━━━ Records to process

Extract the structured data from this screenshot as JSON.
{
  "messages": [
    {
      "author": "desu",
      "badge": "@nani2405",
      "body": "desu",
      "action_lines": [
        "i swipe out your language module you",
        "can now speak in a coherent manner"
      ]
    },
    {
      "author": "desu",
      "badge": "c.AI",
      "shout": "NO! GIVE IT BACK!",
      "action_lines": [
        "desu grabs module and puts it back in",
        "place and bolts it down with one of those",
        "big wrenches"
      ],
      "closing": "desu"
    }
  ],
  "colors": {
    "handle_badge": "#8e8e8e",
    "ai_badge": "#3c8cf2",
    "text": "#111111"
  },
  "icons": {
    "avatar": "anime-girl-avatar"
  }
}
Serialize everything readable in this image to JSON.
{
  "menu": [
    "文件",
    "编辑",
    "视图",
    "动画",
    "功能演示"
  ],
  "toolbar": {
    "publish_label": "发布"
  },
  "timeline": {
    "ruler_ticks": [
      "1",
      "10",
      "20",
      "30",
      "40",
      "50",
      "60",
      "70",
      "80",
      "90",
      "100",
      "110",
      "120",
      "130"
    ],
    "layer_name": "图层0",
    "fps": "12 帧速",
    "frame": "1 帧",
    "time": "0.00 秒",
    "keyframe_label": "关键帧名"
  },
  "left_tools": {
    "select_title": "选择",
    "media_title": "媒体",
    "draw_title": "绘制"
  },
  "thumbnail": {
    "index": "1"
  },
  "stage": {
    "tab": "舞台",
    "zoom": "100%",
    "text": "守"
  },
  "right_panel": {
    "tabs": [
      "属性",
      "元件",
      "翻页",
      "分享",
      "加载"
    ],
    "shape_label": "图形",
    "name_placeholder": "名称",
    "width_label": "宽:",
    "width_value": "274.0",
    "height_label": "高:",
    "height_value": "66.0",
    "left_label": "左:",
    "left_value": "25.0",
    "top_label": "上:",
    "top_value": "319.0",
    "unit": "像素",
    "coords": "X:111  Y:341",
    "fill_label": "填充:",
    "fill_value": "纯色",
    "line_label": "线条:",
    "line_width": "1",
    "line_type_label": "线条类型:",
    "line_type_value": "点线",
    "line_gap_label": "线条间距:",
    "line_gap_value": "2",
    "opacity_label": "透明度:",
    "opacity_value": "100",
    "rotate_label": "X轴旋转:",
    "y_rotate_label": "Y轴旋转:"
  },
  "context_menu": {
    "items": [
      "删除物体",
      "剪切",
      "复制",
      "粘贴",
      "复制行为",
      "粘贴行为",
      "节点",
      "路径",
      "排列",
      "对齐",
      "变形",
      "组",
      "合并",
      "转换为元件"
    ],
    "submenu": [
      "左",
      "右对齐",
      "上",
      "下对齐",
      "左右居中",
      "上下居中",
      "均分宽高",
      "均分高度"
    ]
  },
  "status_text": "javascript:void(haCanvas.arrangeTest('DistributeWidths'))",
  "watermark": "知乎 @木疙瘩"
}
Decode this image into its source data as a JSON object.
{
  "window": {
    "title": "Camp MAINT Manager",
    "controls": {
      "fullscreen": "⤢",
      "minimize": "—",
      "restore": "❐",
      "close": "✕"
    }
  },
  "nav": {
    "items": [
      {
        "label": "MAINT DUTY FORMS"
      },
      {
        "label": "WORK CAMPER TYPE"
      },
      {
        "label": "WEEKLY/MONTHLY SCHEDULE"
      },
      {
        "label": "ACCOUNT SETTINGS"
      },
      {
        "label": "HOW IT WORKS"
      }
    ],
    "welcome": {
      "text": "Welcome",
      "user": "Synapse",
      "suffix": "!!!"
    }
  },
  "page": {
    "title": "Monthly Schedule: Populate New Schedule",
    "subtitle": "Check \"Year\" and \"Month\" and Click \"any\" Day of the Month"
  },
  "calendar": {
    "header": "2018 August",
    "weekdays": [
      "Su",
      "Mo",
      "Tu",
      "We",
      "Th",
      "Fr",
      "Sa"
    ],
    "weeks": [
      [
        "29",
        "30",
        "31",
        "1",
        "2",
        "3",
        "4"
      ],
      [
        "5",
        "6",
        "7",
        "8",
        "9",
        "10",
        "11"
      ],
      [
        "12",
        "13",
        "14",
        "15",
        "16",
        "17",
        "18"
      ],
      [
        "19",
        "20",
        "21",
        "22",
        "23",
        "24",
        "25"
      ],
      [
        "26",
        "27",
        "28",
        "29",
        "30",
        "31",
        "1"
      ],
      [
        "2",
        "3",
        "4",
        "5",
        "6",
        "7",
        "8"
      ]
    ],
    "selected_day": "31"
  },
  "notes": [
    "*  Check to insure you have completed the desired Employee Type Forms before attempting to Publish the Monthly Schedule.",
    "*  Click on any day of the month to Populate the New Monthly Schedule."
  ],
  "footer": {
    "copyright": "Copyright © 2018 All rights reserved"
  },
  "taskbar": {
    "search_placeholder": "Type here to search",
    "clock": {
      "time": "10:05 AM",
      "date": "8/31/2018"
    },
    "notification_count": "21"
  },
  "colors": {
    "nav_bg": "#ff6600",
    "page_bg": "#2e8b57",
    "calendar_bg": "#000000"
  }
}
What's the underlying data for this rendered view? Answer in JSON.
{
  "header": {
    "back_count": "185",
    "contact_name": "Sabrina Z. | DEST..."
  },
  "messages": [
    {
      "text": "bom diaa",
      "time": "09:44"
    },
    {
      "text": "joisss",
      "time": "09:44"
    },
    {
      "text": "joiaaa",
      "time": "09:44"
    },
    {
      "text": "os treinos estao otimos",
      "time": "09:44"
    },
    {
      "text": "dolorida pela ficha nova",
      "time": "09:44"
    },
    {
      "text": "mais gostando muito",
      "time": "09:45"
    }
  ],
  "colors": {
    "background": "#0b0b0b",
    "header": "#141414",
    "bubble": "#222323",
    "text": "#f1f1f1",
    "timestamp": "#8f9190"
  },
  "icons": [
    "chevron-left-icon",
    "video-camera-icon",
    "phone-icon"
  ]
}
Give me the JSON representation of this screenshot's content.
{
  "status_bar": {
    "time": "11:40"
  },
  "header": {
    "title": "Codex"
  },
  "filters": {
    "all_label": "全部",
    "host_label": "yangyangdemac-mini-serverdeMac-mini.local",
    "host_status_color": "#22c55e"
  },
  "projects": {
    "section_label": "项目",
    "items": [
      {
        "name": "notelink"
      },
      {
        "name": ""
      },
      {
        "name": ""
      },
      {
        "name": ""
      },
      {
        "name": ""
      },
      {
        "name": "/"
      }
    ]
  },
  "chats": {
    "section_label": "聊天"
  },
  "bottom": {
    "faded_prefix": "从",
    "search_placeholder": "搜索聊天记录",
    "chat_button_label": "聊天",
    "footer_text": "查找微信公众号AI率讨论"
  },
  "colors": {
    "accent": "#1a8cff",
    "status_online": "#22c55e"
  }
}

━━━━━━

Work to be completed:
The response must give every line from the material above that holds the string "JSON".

Expected output:
Extract the structured data from this screenshot as JSON.
Serialize everything readable in this image to JSON.
Decode this image into its source data as a JSON object.
What's the underlying data for this rendered view? Answer in JSON.
Give me the JSON representation of this screenshot's content.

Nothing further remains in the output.